* _Exercise directions_: Write down each entry again, exactly as it reads.

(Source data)

^^^^^^^^

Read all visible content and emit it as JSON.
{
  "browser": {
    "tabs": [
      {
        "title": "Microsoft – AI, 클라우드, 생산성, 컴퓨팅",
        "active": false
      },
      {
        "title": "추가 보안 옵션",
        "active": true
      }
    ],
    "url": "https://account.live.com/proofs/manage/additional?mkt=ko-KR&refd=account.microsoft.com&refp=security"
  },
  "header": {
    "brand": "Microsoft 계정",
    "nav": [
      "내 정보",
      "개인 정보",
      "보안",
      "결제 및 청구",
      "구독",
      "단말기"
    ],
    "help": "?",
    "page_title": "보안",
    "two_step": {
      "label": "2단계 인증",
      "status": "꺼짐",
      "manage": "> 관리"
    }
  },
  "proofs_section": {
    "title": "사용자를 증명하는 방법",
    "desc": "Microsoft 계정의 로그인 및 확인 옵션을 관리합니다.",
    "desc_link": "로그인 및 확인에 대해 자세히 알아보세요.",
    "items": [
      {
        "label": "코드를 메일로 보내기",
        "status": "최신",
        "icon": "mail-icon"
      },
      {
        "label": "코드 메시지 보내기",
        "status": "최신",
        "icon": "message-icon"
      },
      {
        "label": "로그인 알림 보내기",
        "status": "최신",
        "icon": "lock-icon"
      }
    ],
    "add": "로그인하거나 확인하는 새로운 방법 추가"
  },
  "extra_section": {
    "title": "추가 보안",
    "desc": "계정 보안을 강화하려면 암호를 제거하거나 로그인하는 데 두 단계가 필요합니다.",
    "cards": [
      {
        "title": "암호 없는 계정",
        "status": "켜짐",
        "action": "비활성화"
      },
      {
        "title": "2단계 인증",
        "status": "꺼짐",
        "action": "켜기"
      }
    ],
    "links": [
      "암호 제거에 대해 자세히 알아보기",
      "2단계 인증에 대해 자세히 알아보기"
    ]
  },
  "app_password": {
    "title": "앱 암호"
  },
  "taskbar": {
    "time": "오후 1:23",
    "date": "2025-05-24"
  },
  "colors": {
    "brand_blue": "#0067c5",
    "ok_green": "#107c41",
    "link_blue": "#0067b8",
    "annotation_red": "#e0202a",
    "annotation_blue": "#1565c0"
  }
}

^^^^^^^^

* _Response to this task_:
Read all visible content and emit it as JSON.
{
  "browser": {
    "tabs": [
      {
        "title": "Microsoft – AI, 클라우드, 생산성, 컴퓨팅",
        "active": false
      },
      {
        "title": "추가 보안 옵션",
        "active": true
      }
    ],
    "url": "https://account.live.com/proofs/manage/additional?mkt=ko-KR&refd=account.microsoft.com&refp=security"
  },
  "header": {
    "brand": "Microsoft 계정",
    "nav": [
      "내 정보",
      "개인 정보",
      "보안",
      "결제 및 청구",
      "구독",
      "단말기"
    ],
    "help": "?",
    "page_title": "보안",
    "two_step": {
      "label": "2단계 인증",
      "status": "꺼짐",
      "manage": "> 관리"
    }
  },
  "proofs_section": {
    "title": "사용자를 증명하는 방법",
    "desc": "Microsoft 계정의 로그인 및 확인 옵션을 관리합니다.",
    "desc_link": "로그인 및 확인에 대해 자세히 알아보세요.",
    "items": [
      {
        "label": "코드를 메일로 보내기",
        "status": "최신",
        "icon": "mail-icon"
      },
      {
        "label": "코드 메시지 보내기",
        "status": "최신",
        "icon": "message-icon"
      },
      {
        "label": "로그인 알림 보내기",
        "status": "최신",
        "icon": "lock-icon"
      }
    ],
    "add": "로그인하거나 확인하는 새로운 방법 추가"
  },
  "extra_section": {
    "title": "추가 보안",
    "desc": "계정 보안을 강화하려면 암호를 제거하거나 로그인하는 데 두 단계가 필요합니다.",
    "cards": [
      {
        "title": "암호 없는 계정",
        "status": "켜짐",
        "action": "비활성화"
      },
      {
        "title": "2단계 인증",
        "status": "꺼짐",
        "action": "켜기"
      }
    ],
    "links": [
      "암호 제거에 대해 자세히 알아보기",
      "2단계 인증에 대해 자세히 알아보기"
    ]
  },
  "app_password": {
    "title": "앱 암호"
  },
  "taskbar": {
    "time": "오후 1:23",
    "date": "2025-05-24"
  },
  "colors": {
    "brand_blue": "#0067c5",
    "ok_green": "#107c41",
    "link_blue": "#0067b8",
    "annotation_red": "#e0202a",
    "annotation_blue": "#1565c0"
  }
}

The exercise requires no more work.